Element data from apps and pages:
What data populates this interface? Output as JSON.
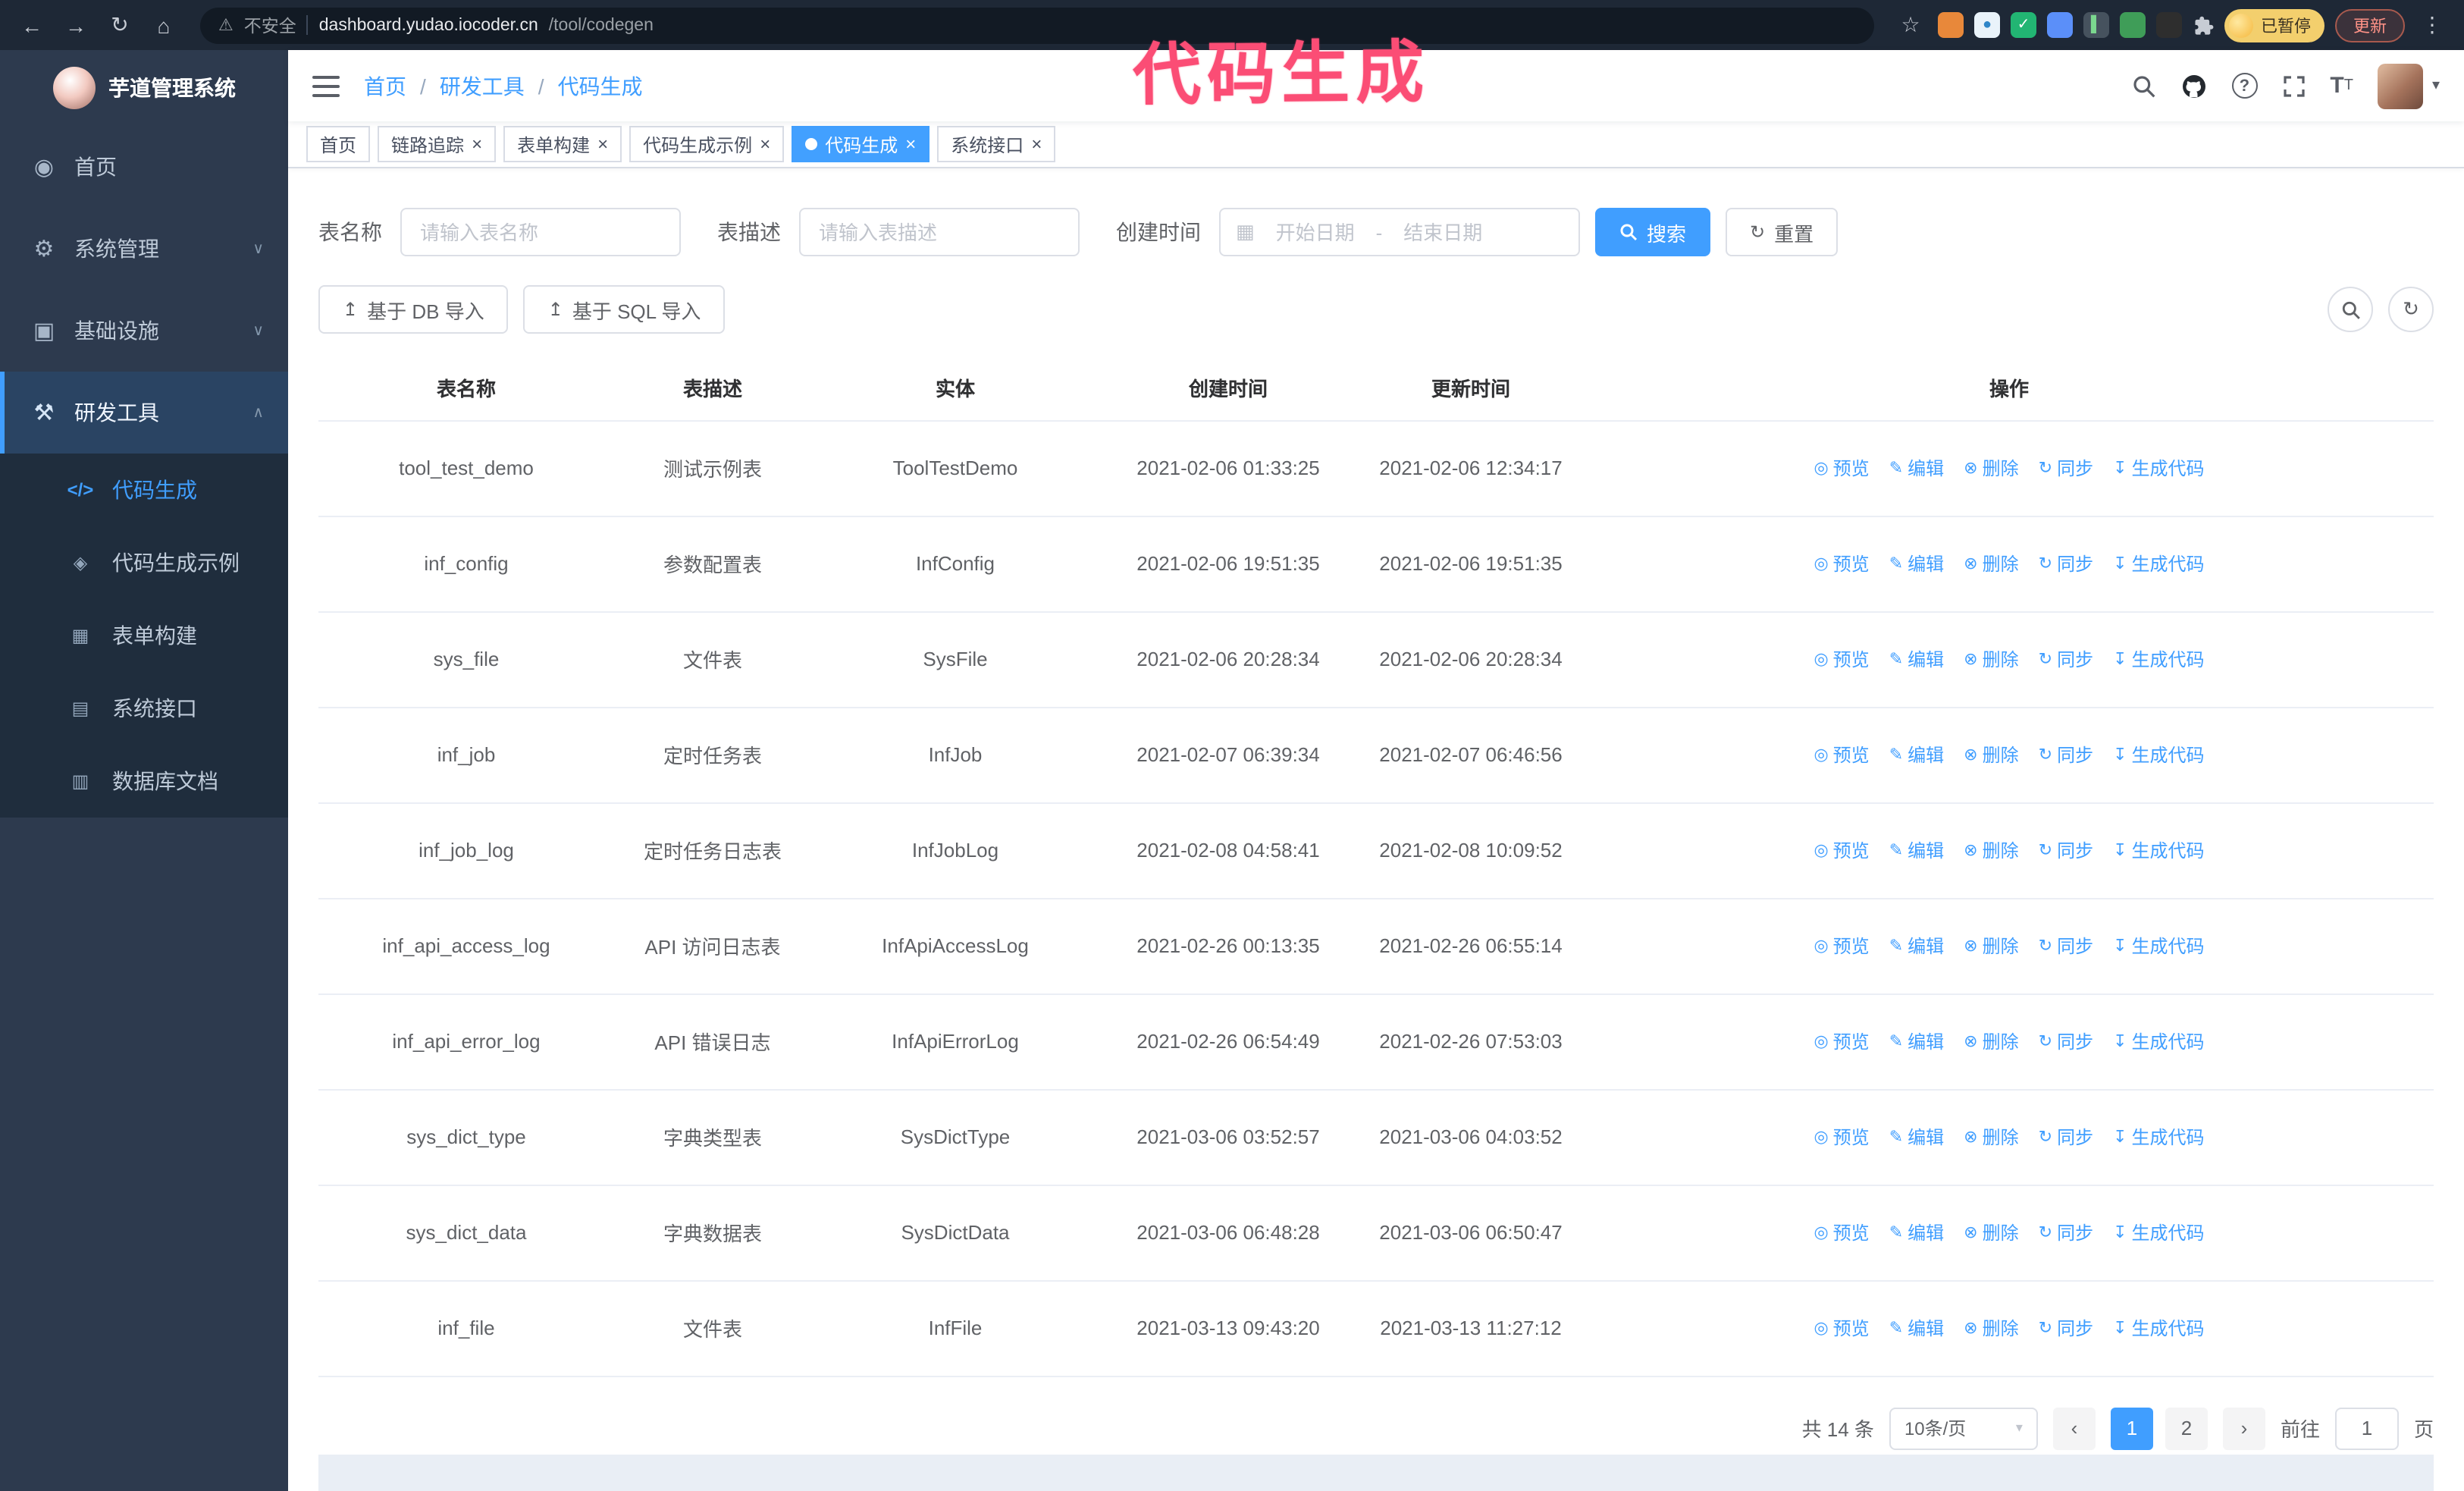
{
  "annotation": {
    "text": "代码生成",
    "color": "#fb4d75"
  },
  "browser": {
    "security_label": "不安全",
    "url_host": "dashboard.yudao.iocoder.cn",
    "url_path": "/tool/codegen",
    "profile_chip": "已暂停",
    "update_button": "更新",
    "extensions": [
      {
        "name": "extension-orange",
        "style": "background:#e8883a",
        "letter": ""
      },
      {
        "name": "extension-water-drop",
        "style": "background:#e9f3fa;color:#2f86c8",
        "letter": "●"
      },
      {
        "name": "extension-green-check",
        "style": "background:#22b573",
        "letter": "✓"
      },
      {
        "name": "extension-blue-users",
        "style": "background:#5b8ff9",
        "letter": ""
      },
      {
        "name": "extension-slate-card",
        "style": "background:#46525e;color:#7bd88f",
        "letter": "▌"
      },
      {
        "name": "extension-green-leaf",
        "style": "background:#3f9d58",
        "letter": ""
      },
      {
        "name": "extension-dark",
        "style": "background:#2e2e2e",
        "letter": ""
      }
    ]
  },
  "sidebar": {
    "logo_title": "芋道管理系统",
    "items": [
      {
        "label": "首页",
        "icon": "home",
        "expandable": false,
        "expanded": false,
        "active": false
      },
      {
        "label": "系统管理",
        "icon": "gear",
        "expandable": true,
        "expanded": false,
        "active": false,
        "chevron": "chevDown"
      },
      {
        "label": "基础设施",
        "icon": "infra",
        "expandable": true,
        "expanded": false,
        "active": false,
        "chevron": "chevDown"
      },
      {
        "label": "研发工具",
        "icon": "tools",
        "expandable": true,
        "expanded": true,
        "active": true,
        "chevron": "chevUp"
      }
    ],
    "subitems": [
      {
        "label": "代码生成",
        "icon": "code",
        "active": true
      },
      {
        "label": "代码生成示例",
        "icon": "example",
        "active": false
      },
      {
        "label": "表单构建",
        "icon": "form",
        "active": false
      },
      {
        "label": "系统接口",
        "icon": "api",
        "active": false
      },
      {
        "label": "数据库文档",
        "icon": "dbdoc",
        "active": false
      }
    ]
  },
  "breadcrumb": {
    "separator": "/",
    "items": [
      {
        "label": "首页",
        "sep": false
      },
      {
        "label": "研发工具",
        "sep": true
      },
      {
        "label": "代码生成",
        "sep": true
      }
    ]
  },
  "tabs": [
    {
      "label": "首页",
      "closable": false,
      "active": false
    },
    {
      "label": "链路追踪",
      "closable": true,
      "active": false
    },
    {
      "label": "表单构建",
      "closable": true,
      "active": false
    },
    {
      "label": "代码生成示例",
      "closable": true,
      "active": false
    },
    {
      "label": "代码生成",
      "closable": true,
      "active": true
    },
    {
      "label": "系统接口",
      "closable": true,
      "active": false
    }
  ],
  "filters": {
    "name_label": "表名称",
    "name_placeholder": "请输入表名称",
    "desc_label": "表描述",
    "desc_placeholder": "请输入表描述",
    "time_label": "创建时间",
    "start_placeholder": "开始日期",
    "range_separator": "-",
    "end_placeholder": "结束日期",
    "search_label": "搜索",
    "reset_label": "重置"
  },
  "toolbar": {
    "import_db_label": "基于 DB 导入",
    "import_sql_label": "基于 SQL 导入"
  },
  "table": {
    "columns": [
      {
        "label": "表名称"
      },
      {
        "label": "表描述"
      },
      {
        "label": "实体"
      },
      {
        "label": "创建时间"
      },
      {
        "label": "更新时间"
      },
      {
        "label": "操作"
      }
    ],
    "actions": [
      {
        "label": "预览",
        "icon": "eye"
      },
      {
        "label": "编辑",
        "icon": "edit"
      },
      {
        "label": "删除",
        "icon": "trash"
      },
      {
        "label": "同步",
        "icon": "sync"
      },
      {
        "label": "生成代码",
        "icon": "download"
      }
    ],
    "rows": [
      {
        "name": "tool_test_demo",
        "desc": "测试示例表",
        "entity": "ToolTestDemo",
        "created": "2021-02-06 01:33:25",
        "updated": "2021-02-06 12:34:17"
      },
      {
        "name": "inf_config",
        "desc": "参数配置表",
        "entity": "InfConfig",
        "created": "2021-02-06 19:51:35",
        "updated": "2021-02-06 19:51:35"
      },
      {
        "name": "sys_file",
        "desc": "文件表",
        "entity": "SysFile",
        "created": "2021-02-06 20:28:34",
        "updated": "2021-02-06 20:28:34"
      },
      {
        "name": "inf_job",
        "desc": "定时任务表",
        "entity": "InfJob",
        "created": "2021-02-07 06:39:34",
        "updated": "2021-02-07 06:46:56"
      },
      {
        "name": "inf_job_log",
        "desc": "定时任务日志表",
        "entity": "InfJobLog",
        "created": "2021-02-08 04:58:41",
        "updated": "2021-02-08 10:09:52"
      },
      {
        "name": "inf_api_access_log",
        "desc": "API 访问日志表",
        "entity": "InfApiAccessLog",
        "created": "2021-02-26 00:13:35",
        "updated": "2021-02-26 06:55:14"
      },
      {
        "name": "inf_api_error_log",
        "desc": "API 错误日志",
        "entity": "InfApiErrorLog",
        "created": "2021-02-26 06:54:49",
        "updated": "2021-02-26 07:53:03"
      },
      {
        "name": "sys_dict_type",
        "desc": "字典类型表",
        "entity": "SysDictType",
        "created": "2021-03-06 03:52:57",
        "updated": "2021-03-06 04:03:52"
      },
      {
        "name": "sys_dict_data",
        "desc": "字典数据表",
        "entity": "SysDictData",
        "created": "2021-03-06 06:48:28",
        "updated": "2021-03-06 06:50:47"
      },
      {
        "name": "inf_file",
        "desc": "文件表",
        "entity": "InfFile",
        "created": "2021-03-13 09:43:20",
        "updated": "2021-03-13 11:27:12"
      }
    ]
  },
  "pagination": {
    "total_label": "共 14 条",
    "page_size_label": "10条/页",
    "pages": [
      {
        "label": "1",
        "active": true
      },
      {
        "label": "2",
        "active": false
      }
    ],
    "goto_label": "前往",
    "goto_value": "1",
    "goto_suffix": "页"
  },
  "colors": {
    "accent": "#409eff",
    "annotation": "#fb4d75",
    "sidebar_bg": "#2d3a4e",
    "submenu_bg": "#1f2d3d",
    "chrome_bg": "#1e2836"
  }
}
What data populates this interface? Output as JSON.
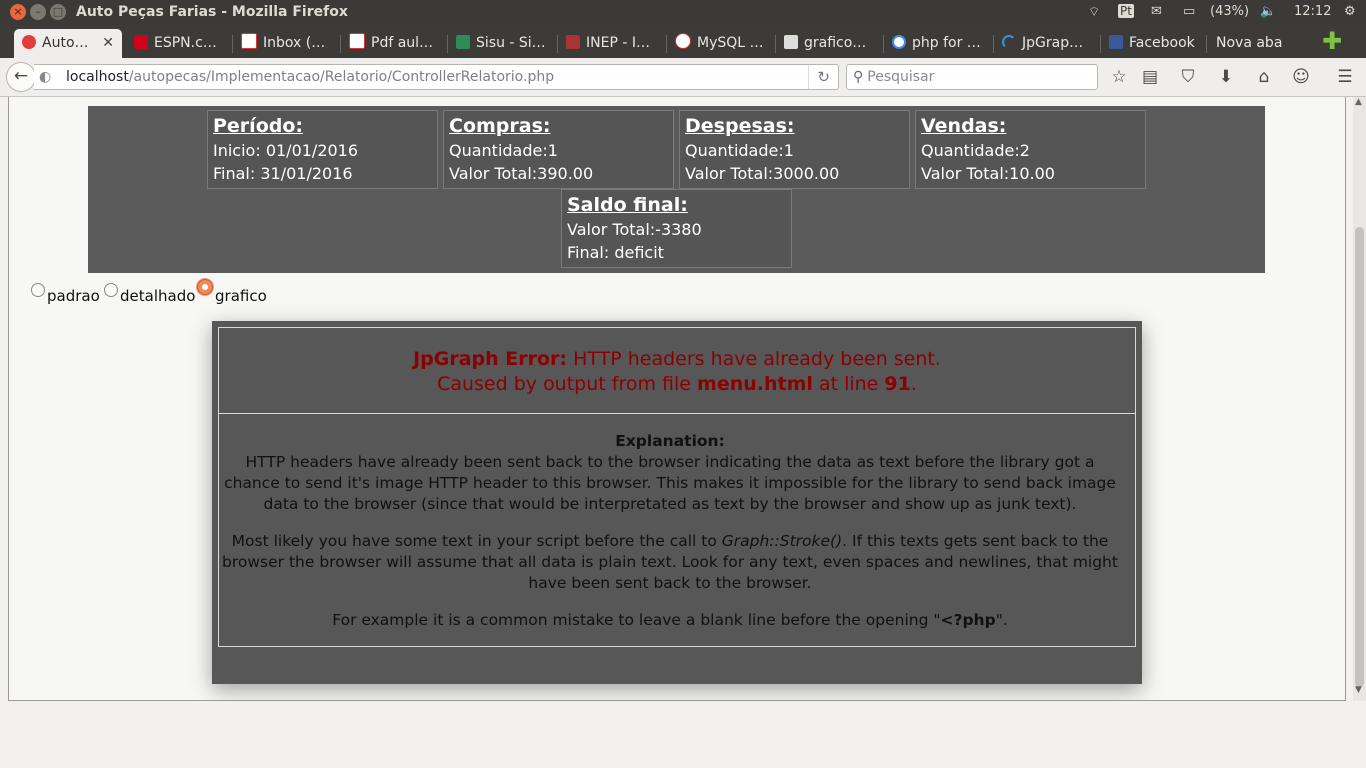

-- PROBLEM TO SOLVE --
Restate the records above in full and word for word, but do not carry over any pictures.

-- RESULT --
What data populates this interface? Output as JSON.
{
  "annotation": {
    "text": "代码生成",
    "color": "#fb4d75"
  },
  "browser": {
    "security_label": "不安全",
    "url_host": "dashboard.yudao.iocoder.cn",
    "url_path": "/tool/codegen",
    "profile_chip": "已暂停",
    "update_button": "更新",
    "extensions": [
      {
        "name": "extension-orange",
        "style": "background:#e8883a",
        "letter": ""
      },
      {
        "name": "extension-water-drop",
        "style": "background:#e9f3fa;color:#2f86c8",
        "letter": "●"
      },
      {
        "name": "extension-green-check",
        "style": "background:#22b573",
        "letter": "✓"
      },
      {
        "name": "extension-blue-users",
        "style": "background:#5b8ff9",
        "letter": ""
      },
      {
        "name": "extension-slate-card",
        "style": "background:#46525e;color:#7bd88f",
        "letter": "▌"
      },
      {
        "name": "extension-green-leaf",
        "style": "background:#3f9d58",
        "letter": ""
      },
      {
        "name": "extension-dark",
        "style": "background:#2e2e2e",
        "letter": ""
      }
    ]
  },
  "sidebar": {
    "logo_title": "芋道管理系统",
    "items": [
      {
        "label": "首页",
        "icon": "home",
        "expandable": false,
        "expanded": false,
        "active": false
      },
      {
        "label": "系统管理",
        "icon": "gear",
        "expandable": true,
        "expanded": false,
        "active": false,
        "chevron": "chevDown"
      },
      {
        "label": "基础设施",
        "icon": "infra",
        "expandable": true,
        "expanded": false,
        "active": false,
        "chevron": "chevDown"
      },
      {
        "label": "研发工具",
        "icon": "tools",
        "expandable": true,
        "expanded": true,
        "active": true,
        "chevron": "chevUp"
      }
    ],
    "subitems": [
      {
        "label": "代码生成",
        "icon": "code",
        "active": true
      },
      {
        "label": "代码生成示例",
        "icon": "example",
        "active": false
      },
      {
        "label": "表单构建",
        "icon": "form",
        "active": false
      },
      {
        "label": "系统接口",
        "icon": "api",
        "active": false
      },
      {
        "label": "数据库文档",
        "icon": "dbdoc",
        "active": false
      }
    ]
  },
  "breadcrumb": {
    "separator": "/",
    "items": [
      {
        "label": "首页",
        "sep": false
      },
      {
        "label": "研发工具",
        "sep": true
      },
      {
        "label": "代码生成",
        "sep": true
      }
    ]
  },
  "tabs": [
    {
      "label": "首页",
      "closable": false,
      "active": false
    },
    {
      "label": "链路追踪",
      "closable": true,
      "active": false
    },
    {
      "label": "表单构建",
      "closable": true,
      "active": false
    },
    {
      "label": "代码生成示例",
      "closable": true,
      "active": false
    },
    {
      "label": "代码生成",
      "closable": true,
      "active": true
    },
    {
      "label": "系统接口",
      "closable": true,
      "active": false
    }
  ],
  "filters": {
    "name_label": "表名称",
    "name_placeholder": "请输入表名称",
    "desc_label": "表描述",
    "desc_placeholder": "请输入表描述",
    "time_label": "创建时间",
    "start_placeholder": "开始日期",
    "range_separator": "-",
    "end_placeholder": "结束日期",
    "search_label": "搜索",
    "reset_label": "重置"
  },
  "toolbar": {
    "import_db_label": "基于 DB 导入",
    "import_sql_label": "基于 SQL 导入"
  },
  "table": {
    "columns": [
      {
        "label": "表名称"
      },
      {
        "label": "表描述"
      },
      {
        "label": "实体"
      },
      {
        "label": "创建时间"
      },
      {
        "label": "更新时间"
      },
      {
        "label": "操作"
      }
    ],
    "actions": [
      {
        "label": "预览",
        "icon": "eye"
      },
      {
        "label": "编辑",
        "icon": "edit"
      },
      {
        "label": "删除",
        "icon": "trash"
      },
      {
        "label": "同步",
        "icon": "sync"
      },
      {
        "label": "生成代码",
        "icon": "download"
      }
    ],
    "rows": [
      {
        "name": "tool_test_demo",
        "desc": "测试示例表",
        "entity": "ToolTestDemo",
        "created": "2021-02-06 01:33:25",
        "updated": "2021-02-06 12:34:17"
      },
      {
        "name": "inf_config",
        "desc": "参数配置表",
        "entity": "InfConfig",
        "created": "2021-02-06 19:51:35",
        "updated": "2021-02-06 19:51:35"
      },
      {
        "name": "sys_file",
        "desc": "文件表",
        "entity": "SysFile",
        "created": "2021-02-06 20:28:34",
        "updated": "2021-02-06 20:28:34"
      },
      {
        "name": "inf_job",
        "desc": "定时任务表",
        "entity": "InfJob",
        "created": "2021-02-07 06:39:34",
        "updated": "2021-02-07 06:46:56"
      },
      {
        "name": "inf_job_log",
        "desc": "定时任务日志表",
        "entity": "InfJobLog",
        "created": "2021-02-08 04:58:41",
        "updated": "2021-02-08 10:09:52"
      },
      {
        "name": "inf_api_access_log",
        "desc": "API 访问日志表",
        "entity": "InfApiAccessLog",
        "created": "2021-02-26 00:13:35",
        "updated": "2021-02-26 06:55:14"
      },
      {
        "name": "inf_api_error_log",
        "desc": "API 错误日志",
        "entity": "InfApiErrorLog",
        "created": "2021-02-26 06:54:49",
        "updated": "2021-02-26 07:53:03"
      },
      {
        "name": "sys_dict_type",
        "desc": "字典类型表",
        "entity": "SysDictType",
        "created": "2021-03-06 03:52:57",
        "updated": "2021-03-06 04:03:52"
      },
      {
        "name": "sys_dict_data",
        "desc": "字典数据表",
        "entity": "SysDictData",
        "created": "2021-03-06 06:48:28",
        "updated": "2021-03-06 06:50:47"
      },
      {
        "name": "inf_file",
        "desc": "文件表",
        "entity": "InfFile",
        "created": "2021-03-13 09:43:20",
        "updated": "2021-03-13 11:27:12"
      }
    ]
  },
  "pagination": {
    "total_label": "共 14 条",
    "page_size_label": "10条/页",
    "pages": [
      {
        "label": "1",
        "active": true
      },
      {
        "label": "2",
        "active": false
      }
    ],
    "goto_label": "前往",
    "goto_value": "1",
    "goto_suffix": "页"
  },
  "colors": {
    "accent": "#409eff",
    "annotation": "#fb4d75",
    "sidebar_bg": "#2d3a4e",
    "submenu_bg": "#1f2d3d",
    "chrome_bg": "#1e2836"
  }
}
What data populates this interface? Output as JSON.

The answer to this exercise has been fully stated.